The Department of State rules governing visa adjudications are clear: all visa applicants are to be given “every reasonable opportunity to establish eligibility to receive a visa.” 9 FAM 306.2-1. Per 22 CFR § 42.81(e), denied immigrant applicants have a right to request reconsideration of an immigrant visa refusal. In India, apparently this means that the applicants have a right to request reconsideration, but consular staff do not have to actually reconsider erroneous decisions. That would be “unreasonable”.
Consular staff in India have at the least engaged in unethical behavior by not taking corrective action. By forcing applicants to sign false statements, statements which by their text implicate US criminal statutes, and not taking steps to correct these statements upon learning of their falsity, it would appear that this staff arguably have also engaged in unlawful conduct. This raises a multitude of questions: why haven’t the past and current Consul Generals in Mumbai – Thomas Vajda and Ed Kagan – both of whom are aware of this consular misconduct, taken any steps to discipline or terminate the wrongdoers? Why haven’t they taken steps to ensure that these abominable decisions were overturned – decisions which have wrecked lives? Why haven’t they abolished a “voluntary” process that is not voluntary at all? Why do the US consular posts in India continue to subject Indian visa applicants to an abusive process that, apparently, visa applicants around the world are not subject to? Mr. Kagan? Mr. Vajda? Ambassador Juster? What do you say?
You can be sure that neither Mr. Kagan nor Mr. Vajda, who is now the Acting Deputy Assistant Secretary of State, Bureau of South and Central Asian Affairs, will do anything. Numerous attempts to reason before were met by deafening silence. They will not apologize to the affected applicants. They will not terminate this abusive process. They will not instruct staff to turn over sworn statements to applicants. They will not direct staff to stop the bullying and coercion. Apparently, they believe that it is permissible to abuse and disrespect Indian visa applicants.
That is why I am calling on the Office of Inspector General at the Department of State to open an immediate investigation into consular misconduct in Mumbai. That is why I am calling on OIG to take prompt action to terminate this abusive “Voluntary Statement” process throughout India. That is why I am calling on OIG to refer for disciplinary action overzealous, coercive staff who continue to abuse the visa process and applicants. It is time for this maltreatment to stop.

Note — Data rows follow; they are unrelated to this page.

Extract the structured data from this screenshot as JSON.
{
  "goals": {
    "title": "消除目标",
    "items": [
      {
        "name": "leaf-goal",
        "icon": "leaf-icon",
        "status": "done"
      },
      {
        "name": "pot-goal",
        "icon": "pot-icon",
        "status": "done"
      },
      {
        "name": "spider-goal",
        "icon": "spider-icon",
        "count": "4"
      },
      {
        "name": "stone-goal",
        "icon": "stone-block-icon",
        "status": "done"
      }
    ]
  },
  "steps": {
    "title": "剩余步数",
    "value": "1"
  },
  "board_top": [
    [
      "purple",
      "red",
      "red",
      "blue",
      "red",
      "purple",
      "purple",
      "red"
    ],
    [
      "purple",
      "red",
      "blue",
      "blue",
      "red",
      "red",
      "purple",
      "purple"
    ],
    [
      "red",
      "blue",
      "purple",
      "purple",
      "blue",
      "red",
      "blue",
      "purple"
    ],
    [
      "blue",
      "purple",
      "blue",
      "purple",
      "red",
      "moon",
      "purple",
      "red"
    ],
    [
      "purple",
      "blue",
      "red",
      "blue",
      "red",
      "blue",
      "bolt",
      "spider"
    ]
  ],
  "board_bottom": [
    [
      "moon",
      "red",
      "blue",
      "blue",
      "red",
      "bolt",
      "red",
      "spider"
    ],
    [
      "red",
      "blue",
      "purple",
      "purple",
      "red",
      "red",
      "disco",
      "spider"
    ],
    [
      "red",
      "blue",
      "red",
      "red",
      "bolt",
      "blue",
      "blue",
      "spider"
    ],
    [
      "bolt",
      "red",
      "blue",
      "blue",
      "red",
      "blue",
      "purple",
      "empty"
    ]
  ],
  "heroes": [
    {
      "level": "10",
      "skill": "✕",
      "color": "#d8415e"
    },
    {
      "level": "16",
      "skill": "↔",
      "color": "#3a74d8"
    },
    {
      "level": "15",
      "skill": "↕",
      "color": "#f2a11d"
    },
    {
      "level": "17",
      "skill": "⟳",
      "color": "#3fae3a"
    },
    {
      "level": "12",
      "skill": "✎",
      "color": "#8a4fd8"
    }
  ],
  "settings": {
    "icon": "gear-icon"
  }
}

I will be sure to keep ILW readers and readers of this blog posted on any progress.
 On one occasion, the post in Mumbai required a “justification” before it would turn over statements.
 “Whoever— (1) having taken an oath before a competent tribunal, officer, or person, in any case in which a law of the United States authorizes an oath to be administered, that he will testify, declare, depose, or certify truly, or that any written testimony, declaration, deposition, or certificate by him subscribed, is true, willfully and contrary to such oath states or subscribes any material matter which he does not believe to be true; or
(2) in any declaration, certificate, verification, or statement under penalty of perjury as permitted under section 1746 of title 28, United States Code, willfully subscribes as true any material matter which he does not believe to be true;
is guilty of perjury….”